Page and application data records:
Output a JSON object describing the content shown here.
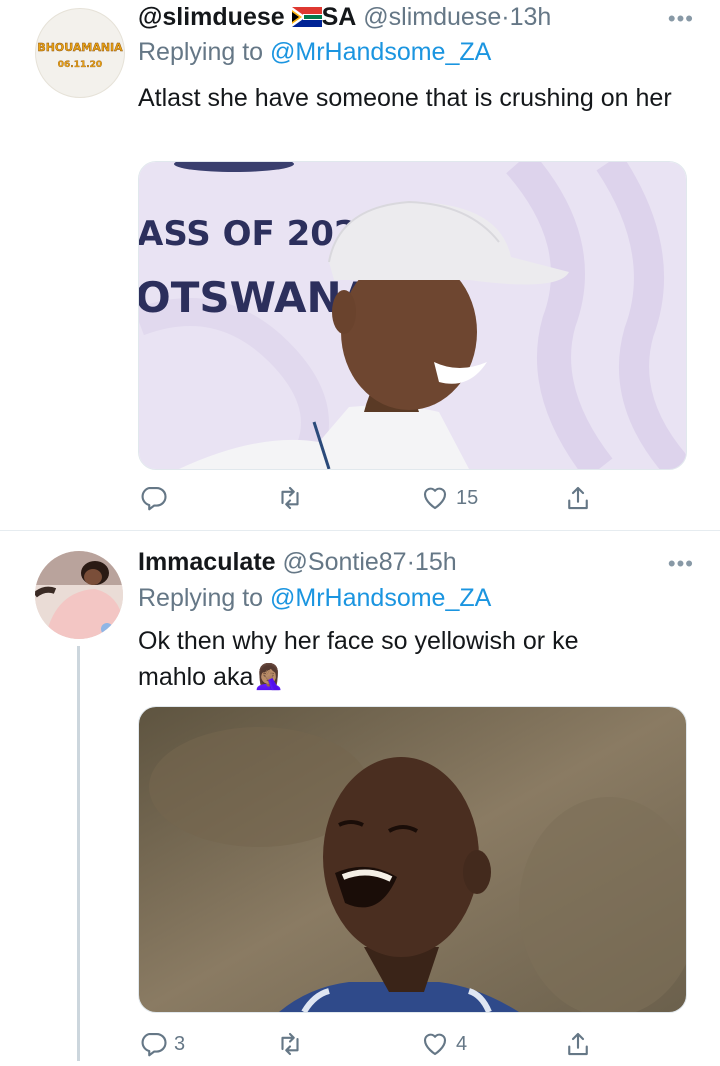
{
  "tweets": [
    {
      "display_name": "@slimduese",
      "country": "SA",
      "handle": "@slimduese",
      "dot": "·",
      "time": "13h",
      "replying_prefix": "Replying to",
      "replying_to": "@MrHandsome_ZA",
      "text": "Atlast she have someone that is crushing on her",
      "avatar_logo_line1": "BHOUAMANIA",
      "avatar_logo_line2": "06.11.20",
      "media_sign_line1": "ASS OF 202",
      "media_sign_line2": "OTSWANA",
      "replies": "",
      "likes": "15",
      "more": "•••"
    },
    {
      "display_name": "Immaculate",
      "handle": "@Sontie87",
      "dot": "·",
      "time": "15h",
      "replying_prefix": "Replying to",
      "replying_to": "@MrHandsome_ZA",
      "text": "Ok then why her face so yellowish or ke mahlo aka",
      "emoji": "🤦🏽‍♀️",
      "replies": "3",
      "likes": "4",
      "more": "•••"
    }
  ],
  "colors": {
    "link": "#1b95e0",
    "secondary": "#657786",
    "divider": "#e6ecf0",
    "thread_line": "#ccd6dd"
  },
  "icons": [
    "reply-icon",
    "retweet-icon",
    "like-icon",
    "share-icon",
    "more-icon",
    "south-africa-flag-icon",
    "facepalm-emoji"
  ]
}
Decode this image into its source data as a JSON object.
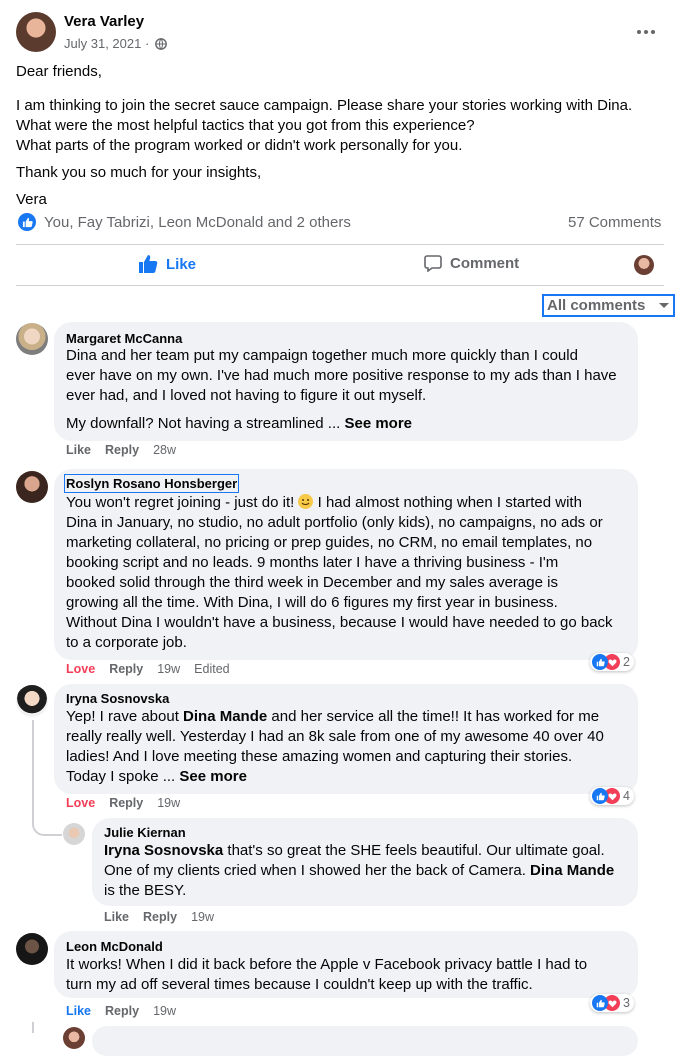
{
  "post": {
    "author": "Vera Varley",
    "date": "July 31, 2021 · ",
    "greeting": "Dear friends,",
    "line1": "I am thinking to join the secret sauce campaign.  Please share your stories working with Dina.",
    "line2": "What were the most helpful tactics that you got from this experience?",
    "line3": "What parts of the program worked or didn't work personally for you.",
    "thanks": "Thank you so much for your insights,",
    "signoff": "Vera",
    "reactions_text": "You, Fay Tabrizi, Leon McDonald and 2 others",
    "comments_count": "57 Comments",
    "like_label": "Like",
    "comment_label": "Comment",
    "filter_label": "All comments"
  },
  "comments": [
    {
      "author": "Margaret McCanna",
      "line1": "Dina and her team put my campaign together much more quickly than I could",
      "line2": "ever have on my own. I've had much more positive response to my ads than I have",
      "line3": "ever had, and I loved not having to figure it out myself.",
      "line4": "My downfall? Not having a streamlined ... ",
      "see_more": "See more",
      "action1": "Like",
      "action2": "Reply",
      "time": "28w"
    },
    {
      "author": "Roslyn Rosano Honsberger",
      "line1a": "You won't regret joining - just do it! ",
      "line1b": " I had almost nothing when I started with",
      "line2": "Dina in January, no studio, no adult portfolio (only kids), no campaigns, no ads or",
      "line3": "marketing collateral, no pricing or prep guides, no CRM, no email templates, no",
      "line4": "booking script and no leads. 9 months later I have a thriving business - I'm",
      "line5": "booked solid through the third week in December and my sales average is",
      "line6": "growing all the time. With Dina, I will do 6 figures my first year in business.",
      "line7": "Without Dina I wouldn't have a business, because I would have needed to go back",
      "line8": "to a corporate job.",
      "action1": "Love",
      "action2": "Reply",
      "time": "19w",
      "edited": "Edited",
      "reaction_count": "2"
    },
    {
      "author": "Iryna Sosnovska",
      "line1": "Yep! I rave about ",
      "mention": "Dina Mande",
      "line1b": " and her service all the time!! It has worked for me",
      "line2": "really really well. Yesterday I had an 8k sale from one of my awesome 40 over 40",
      "line3": "ladies! And I love meeting these amazing women and capturing their stories.",
      "line4": "Today I spoke ... ",
      "see_more": "See more",
      "action1": "Love",
      "action2": "Reply",
      "time": "19w",
      "reaction_count": "4"
    },
    {
      "author": "Julie Kiernan",
      "mention1": "Iryna Sosnovska",
      "line1": " that's so great the SHE feels beautiful. Our ultimate goal.",
      "line2a": "One of my clients cried when I showed her the back of Camera. ",
      "mention2": "Dina Mande",
      "line3": "is the BESY.",
      "action1": "Like",
      "action2": "Reply",
      "time": "19w"
    },
    {
      "author": "Leon McDonald",
      "line1": "It works! When I did it back before the Apple v Facebook privacy battle I had to",
      "line2": "turn my ad off several times because I couldn't keep up with the traffic.",
      "action1": "Like",
      "action2": "Reply",
      "time": "19w",
      "reaction_count": "3"
    }
  ],
  "colors": {
    "accent": "#1877f2",
    "love": "#f33e58",
    "muted": "#65676b",
    "bubble": "#f0f2f5"
  }
}
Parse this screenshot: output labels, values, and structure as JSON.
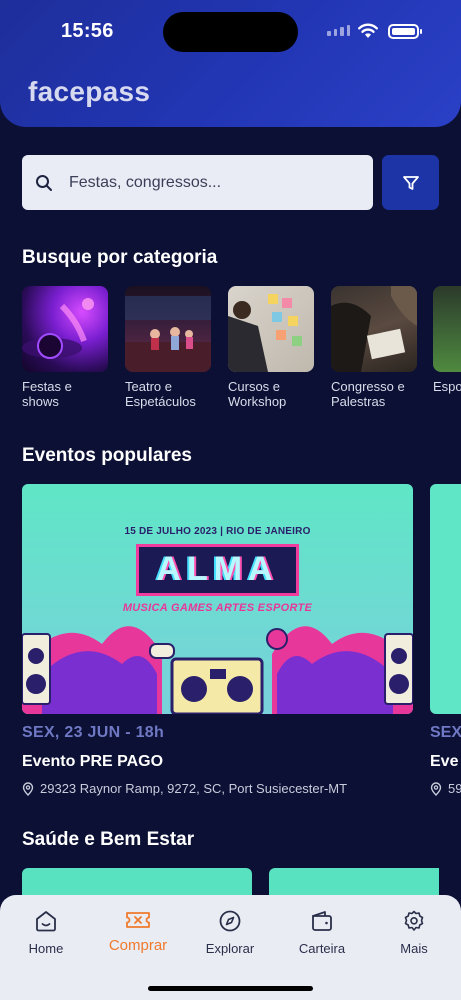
{
  "status_bar": {
    "time": "15:56"
  },
  "header": {
    "logo": "facepass"
  },
  "search": {
    "placeholder": "Festas, congressos..."
  },
  "sections": {
    "categories_title": "Busque por categoria",
    "popular_title": "Eventos populares",
    "health_title": "Saúde e Bem Estar"
  },
  "categories": [
    {
      "label": "Festas e shows",
      "icon": "dj-party-photo"
    },
    {
      "label": "Teatro e Espetáculos",
      "icon": "theater-stage-photo"
    },
    {
      "label": "Cursos e Workshop",
      "icon": "workshop-sticky-notes-photo"
    },
    {
      "label": "Congresso e Palestras",
      "icon": "conference-photo"
    },
    {
      "label": "Espo",
      "icon": "sports-stadium-photo"
    }
  ],
  "events": [
    {
      "banner_date": "15 DE JULHO 2023 | RIO DE JANEIRO",
      "banner_title": "ALMA",
      "banner_subtitle": "MUSICA GAMES ARTES ESPORTE",
      "date": "SEX, 23 JUN - 18h",
      "name": "Evento PRE PAGO",
      "address": "29323 Raynor Ramp, 9272, SC, Port Susiecester-MT"
    },
    {
      "date": "SEX",
      "name": "Eve",
      "address": "59"
    }
  ],
  "bottom_nav": {
    "items": [
      {
        "label": "Home",
        "icon": "home-icon"
      },
      {
        "label": "Comprar",
        "icon": "ticket-icon"
      },
      {
        "label": "Explorar",
        "icon": "compass-icon"
      },
      {
        "label": "Carteira",
        "icon": "wallet-icon"
      },
      {
        "label": "Mais",
        "icon": "gear-icon"
      }
    ],
    "active_index": 1
  },
  "colors": {
    "background": "#0b1034",
    "header": "#2236b5",
    "accent": "#f07a2c",
    "date_text": "#6f78c4",
    "banner": "#5fe6c6"
  }
}
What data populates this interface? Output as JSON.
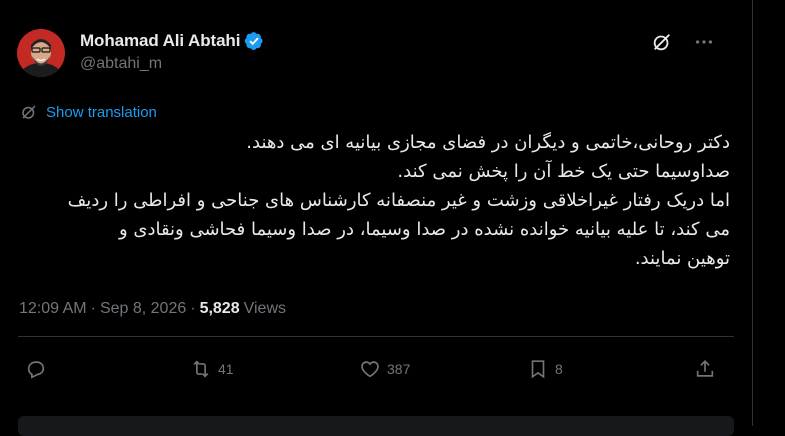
{
  "author": {
    "name": "Mohamad Ali Abtahi",
    "handle": "@abtahi_m",
    "verified": true,
    "verified_color": "#1d9bf0"
  },
  "translate_label": "Show translation",
  "tweet_lines": [
    "دکتر روحانی،خاتمی و دیگران در فضای مجازی بیانیه ای می دهند.",
    "صداوسیما حتی یک خط آن را پخش نمی کند.",
    "اما دریک رفتار غیراخلاقی وزشت و غیر منصفانه کارشناس های جناحی و افراطی را ردیف",
    "می کند، تا علیه بیانیه خوانده نشده در صدا وسیما، در صدا وسیما فحاشی ونقادی و",
    "توهین نمایند."
  ],
  "meta": {
    "time": "12:09 AM",
    "separator": "·",
    "date": "Sep 8, 2026",
    "views_count": "5,828",
    "views_label": "Views"
  },
  "actions": {
    "reply_icon": "reply-icon",
    "retweet_count": "41",
    "like_count": "387",
    "bookmark_count": "8",
    "share_icon": "share-icon"
  },
  "colors": {
    "background": "#000000",
    "text": "#e7e9ea",
    "muted": "#71767b",
    "accent": "#1d9bf0"
  }
}
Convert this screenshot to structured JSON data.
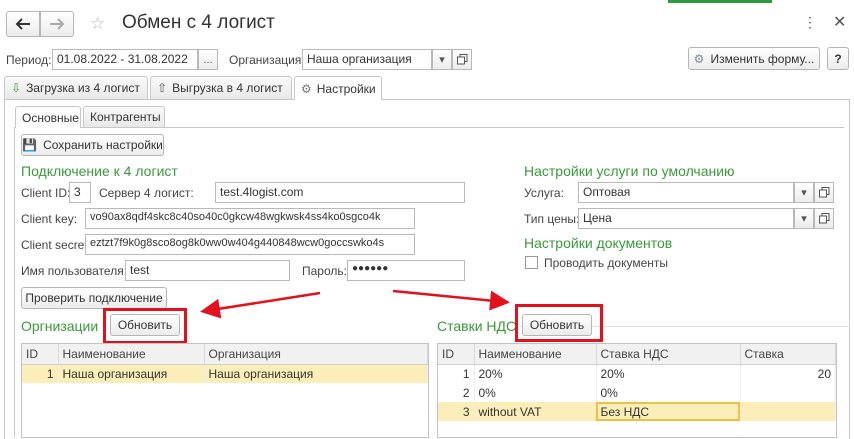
{
  "window": {
    "title": "Обмен с 4 логист"
  },
  "filters": {
    "period_label": "Период:",
    "period_value": "01.08.2022 - 31.08.2022",
    "period_dots": "...",
    "org_label": "Организация:",
    "org_value": "Наша организация",
    "change_form_label": "Изменить форму...",
    "help_label": "?"
  },
  "main_tabs": [
    {
      "label": "Загрузка из 4 логист"
    },
    {
      "label": "Выгрузка в 4 логист"
    },
    {
      "label": "Настройки"
    }
  ],
  "sub_tabs": [
    {
      "label": "Основные"
    },
    {
      "label": "Контрагенты"
    }
  ],
  "save_settings_label": "Сохранить настройки",
  "connection": {
    "title": "Подключение к 4 логист",
    "client_id_label": "Client ID:",
    "client_id": "3",
    "server_label": "Сервер 4 логист:",
    "server": "test.4logist.com",
    "client_key_label": "Client key:",
    "client_key": "vo90ax8qdf4skc8c40so40c0gkcw48wgkwsk4ss4ko0sgco4k",
    "client_secret_label": "Client secret:",
    "client_secret": "eztzt7f9k0g8sco8og8k0ww0w404g440848wcw0goccswko4s",
    "username_label": "Имя пользователя:",
    "username": "test",
    "password_label": "Пароль:",
    "password": "●●●●●●",
    "check_label": "Проверить подключение"
  },
  "service_defaults": {
    "title": "Настройки услуги по умолчанию",
    "service_label": "Услуга:",
    "service_value": "Оптовая",
    "price_type_label": "Тип цены:",
    "price_type_value": "Цена"
  },
  "docs_settings": {
    "title": "Настройки документов",
    "post_docs_label": "Проводить документы"
  },
  "orgs": {
    "title": "Оргнизации",
    "refresh_label": "Обновить",
    "columns": [
      "ID",
      "Наименование",
      "Организация"
    ],
    "rows": [
      {
        "id": "1",
        "name": "Наша организация",
        "org": "Наша организация"
      }
    ]
  },
  "vat": {
    "title": "Ставки НДС",
    "refresh_label": "Обновить",
    "columns": [
      "ID",
      "Наименование",
      "Ставка НДС",
      "Ставка"
    ],
    "rows": [
      {
        "id": "1",
        "name": "20%",
        "vat": "20%",
        "rate": "20"
      },
      {
        "id": "2",
        "name": "0%",
        "vat": "0%",
        "rate": ""
      },
      {
        "id": "3",
        "name": "without VAT",
        "vat": "Без НДС",
        "rate": ""
      }
    ]
  }
}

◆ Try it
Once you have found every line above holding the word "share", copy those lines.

◆ Result of the task
    "share-icon",
    "line1": "I am thinking to join the secret sauce campaign.  Please share your stories working with Dina.",
    "share_icon": "share-icon"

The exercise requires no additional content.